Obtaining Reliable 1-Wire Wind Speed Data

Taming those insanely high Wind Gusts

I have been fighting a well-known problem with the anemometer since I first bought it. It randomly records insanely high wind gusts (100+ MPH). It was a problem when I was using the AAG software, it was a problem with the WService software, and it was a problem with my 1-Wire Weather Service for Java. This article describes how I solved the problem.

Contact Bounce
I have heard a lot of discussion about "contact bounce", in which the reed switches bounce mechanically, causing the counters to register multiple events for each passage of a magnet. This seems unlikely, since the DS2423 has built-in debouncing logic, and it is pretty fail-safe (note 13 from the DS2423 data sheet):
Each low-going edge on a counter input resets the channel’s debounce timer. The debounce time starts as the input voltage rises beyond the trip point. In order for the next pulse to be counted the debounce time must have expired.
This means that the DS2423 keeps extending the debounce window until the switch has remained quiet for the debounce time (170 to 460 microseconds, representing 5.9KHz to 2.2KHz respectively). That is in line with the faint "ping" tone you hear when the switches turn on.

Flight Recorder
What I thought might be contact bounce in the magnetic reed switches, or problems with the MicroLan, or problems with the power supply, or radio interference, might just be a timebase problem. I wrote my software to detect and filter out the insanely high gusts, but I was never satisfied with that solution, particularly since my filter could lop off some legitimate gusts in the process. So I built a "flight recorder" that records a running history of ten samples, along with collection times. When the filter detects an out of range sample, it records five more samples, for a total of five samples before and five samples after the out-of-range sample.

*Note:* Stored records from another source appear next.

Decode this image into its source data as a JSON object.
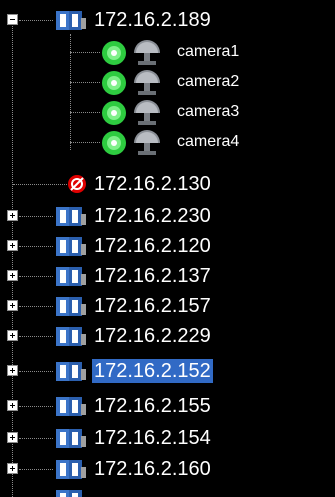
{
  "tree": {
    "root": {
      "label": "172.16.2.189",
      "expanded": true
    },
    "cameras": [
      {
        "label": "camera1",
        "status": "online"
      },
      {
        "label": "camera2",
        "status": "online"
      },
      {
        "label": "camera3",
        "status": "online"
      },
      {
        "label": "camera4",
        "status": "online"
      }
    ],
    "offline_host": {
      "label": "172.16.2.130",
      "status": "offline"
    },
    "hosts": [
      {
        "label": "172.16.2.230"
      },
      {
        "label": "172.16.2.120"
      },
      {
        "label": "172.16.2.137"
      },
      {
        "label": "172.16.2.157"
      },
      {
        "label": "172.16.2.229"
      },
      {
        "label": "172.16.2.152",
        "selected": true
      },
      {
        "label": "172.16.2.155"
      },
      {
        "label": "172.16.2.154"
      },
      {
        "label": "172.16.2.160"
      }
    ],
    "icons": {
      "host": "book-icon",
      "camera_status": "green-status-icon",
      "camera": "dome-camera-icon",
      "offline": "disconnected-icon",
      "expander_open": "collapse-icon",
      "expander_closed": "expand-icon"
    },
    "colors": {
      "background": "#000000",
      "text": "#ffffff",
      "selection": "#316ac5",
      "status_online": "#2ecc40",
      "status_offline": "#e00000"
    }
  }
}
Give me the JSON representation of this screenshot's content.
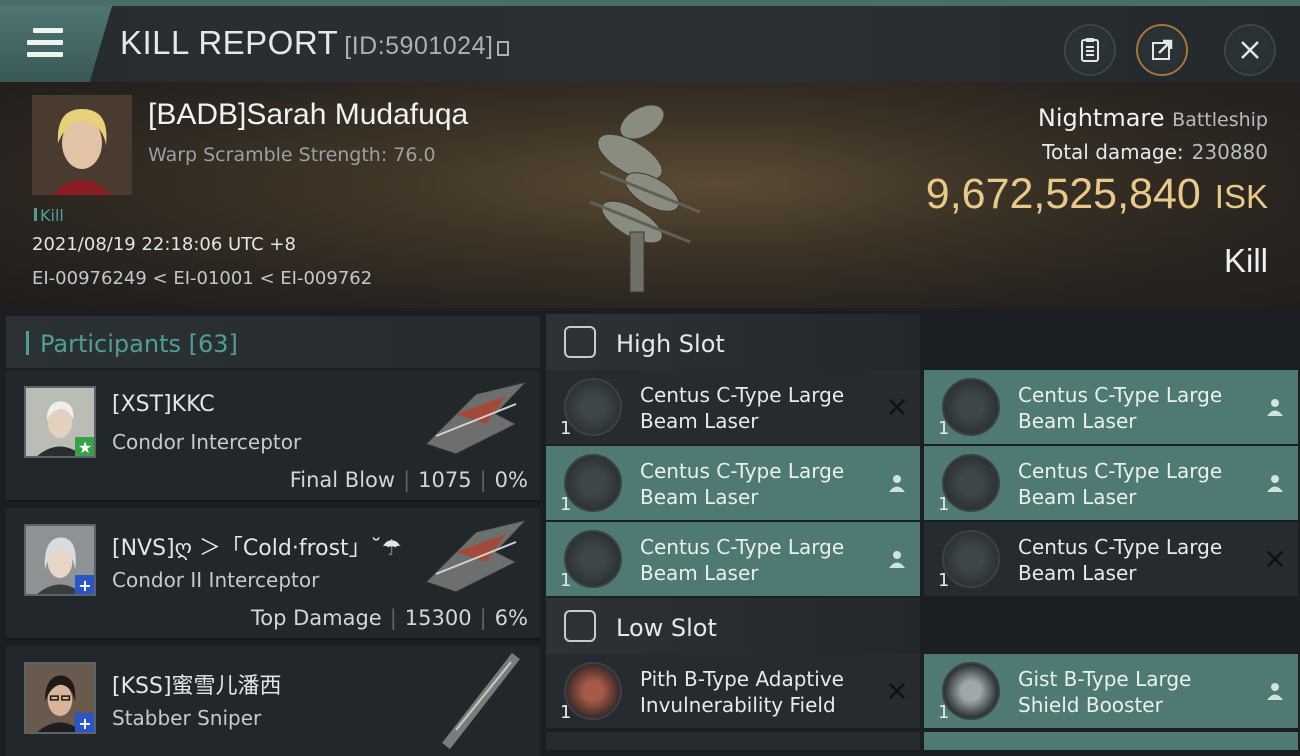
{
  "header": {
    "title": "KILL REPORT",
    "report_id": "[ID:5901024]"
  },
  "icons": {
    "menu": "hamburger-icon",
    "report_id_copy": "copy-icon",
    "clipboard": "clipboard-icon",
    "share": "share-icon",
    "close": "close-icon"
  },
  "colors": {
    "accent": "#4f9f96",
    "isk": "#e8c989",
    "teal_row": "#4e7a73",
    "dark_row": "#262b2f"
  },
  "victim": {
    "name": "[BADB]Sarah Mudafuqa",
    "scram": "Warp Scramble Strength: 76.0",
    "tag": "Kill",
    "datetime": "2021/08/19 22:18:06 UTC +8",
    "system": "EI-00976249 < EI-01001 < EI-009762",
    "ship": "Nightmare",
    "ship_class": "Battleship",
    "damage_label": "Total damage:",
    "damage_value": "230880",
    "isk_value": "9,672,525,840",
    "isk_unit": "ISK",
    "type": "Kill"
  },
  "participants": {
    "header": "Participants [63]",
    "items": [
      {
        "name": "[XST]KKC",
        "ship": "Condor Interceptor",
        "role": "Final Blow",
        "damage": "1075",
        "percent": "0%",
        "badge": "star-icon",
        "badge_color": "#3aa04a"
      },
      {
        "name": "[NVS]ღ ＞「Cold·frost」˘☂",
        "ship": "Condor II Interceptor",
        "role": "Top Damage",
        "damage": "15300",
        "percent": "6%",
        "badge": "plus-icon",
        "badge_color": "#2a55c8"
      },
      {
        "name": "[KSS]蜜雪儿潘西",
        "ship": "Stabber Sniper",
        "role": "",
        "damage": "",
        "percent": "",
        "badge": "plus-icon",
        "badge_color": "#2a55c8"
      }
    ]
  },
  "slots": {
    "high": {
      "label": "High Slot",
      "modules": [
        {
          "name_line1": "Centus C-Type Large",
          "name_line2": "Beam Laser",
          "qty": "1",
          "status": "destroyed"
        },
        {
          "name_line1": "Centus C-Type Large",
          "name_line2": "Beam Laser",
          "qty": "1",
          "status": "dropped"
        },
        {
          "name_line1": "Centus C-Type Large",
          "name_line2": "Beam Laser",
          "qty": "1",
          "status": "dropped"
        },
        {
          "name_line1": "Centus C-Type Large",
          "name_line2": "Beam Laser",
          "qty": "1",
          "status": "dropped"
        },
        {
          "name_line1": "Centus C-Type Large",
          "name_line2": "Beam Laser",
          "qty": "1",
          "status": "dropped"
        },
        {
          "name_line1": "Centus C-Type Large",
          "name_line2": "Beam Laser",
          "qty": "1",
          "status": "destroyed"
        }
      ]
    },
    "low": {
      "label": "Low Slot",
      "modules": [
        {
          "name_line1": "Pith B-Type Adaptive",
          "name_line2": "Invulnerability Field",
          "qty": "1",
          "status": "destroyed"
        },
        {
          "name_line1": "Gist B-Type Large",
          "name_line2": "Shield Booster",
          "qty": "1",
          "status": "dropped"
        }
      ]
    }
  }
}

I captured a few of these events. Instead of an unusual jump in the spin counter data, I found a gap in the timebase: The anemometer task thread got suspended at a critical time (i.e., between reading the anemometer spin counter and reading the current time). While the thread is suspended, the anemometer continues to spin, and the counter continues to count. We calculate the RPM, which reads low because we have a long time interval and a low count. But look out for that next sample! If it starts at the scheduled time, it will be shorter than usual, and the count will include all the rotations that occurred while the thread was suspended during the previous sample. Here is an example:
Spin Counter History Buffer
 8: 1137475009667 5662 5664
 9: 1137475014283 5667 5668
 0: 1137475018309 5707 5710
 1: 1137475018960 5747 5749
 2: 1137475019150 5752 5752
 3: 1137475019381 5754 5754
 4: 1137475019461 5755 5755
 5: 1137475019551 5756 5755
 6: 1137475019641 5757 5756
 7: 1137475019741 5758 5757
The first column is the buffer index. The second column is the system time in milliseconds since January 01, 1970 UTC. The third and fourth columns are the spin counter values. (Each counter is connected to a separate magnetic reed switch. The counts may differ slightly depending on where the magnet is when the count is sampled. The choice of which one to use for wind speed calculations is arbitrary.)

Note the interval between index 9 and 0. The elapsed time is nearly 4000 milliseconds (4 seconds), while the count increased by only 40. The thread got suspended for nearly 4 seconds. The interval between 0 and 1 was a mere 651 milliseconds, but the count increased by 40 again. Since the rotor RPM is expressed as
rotorRPM = 
    (((count – prevCount) * 60000 / n) / (msec – prevMsec))
where n is the number of magnets in the instrument (2), the RPM for the first interval was calculated as 300, whereas the RPM for the second interval was calculated as 1843. Those correspond to wind speeds of 12 MPH and 75 MPH, respectively. The average wind speed at that time was about 11 MPH.

The wind speed obtained by plugging in the times and counts from the first and last entry calculates to about 12 MPH, so the overall counts and overall times are correct. If the anomaly had been due to contact bounce, the overall calculation would have been much higher.

Time Sync
Another source of trouble comes from the use of System.currentTimeMillis, which is a time-of-day clock. As such, it is subject to non-monotonic disruptions from NTP synchronization, such as the insertion of leap seconds, or users manually setting the system clock.

A much better solution is System.nanoTime, which is documented to be monotonic. Note that timing in Java can be tricky though, because Java is a cross-platform language. Java has to rely on the timing quality of whatever hardware platform it happens to be running on.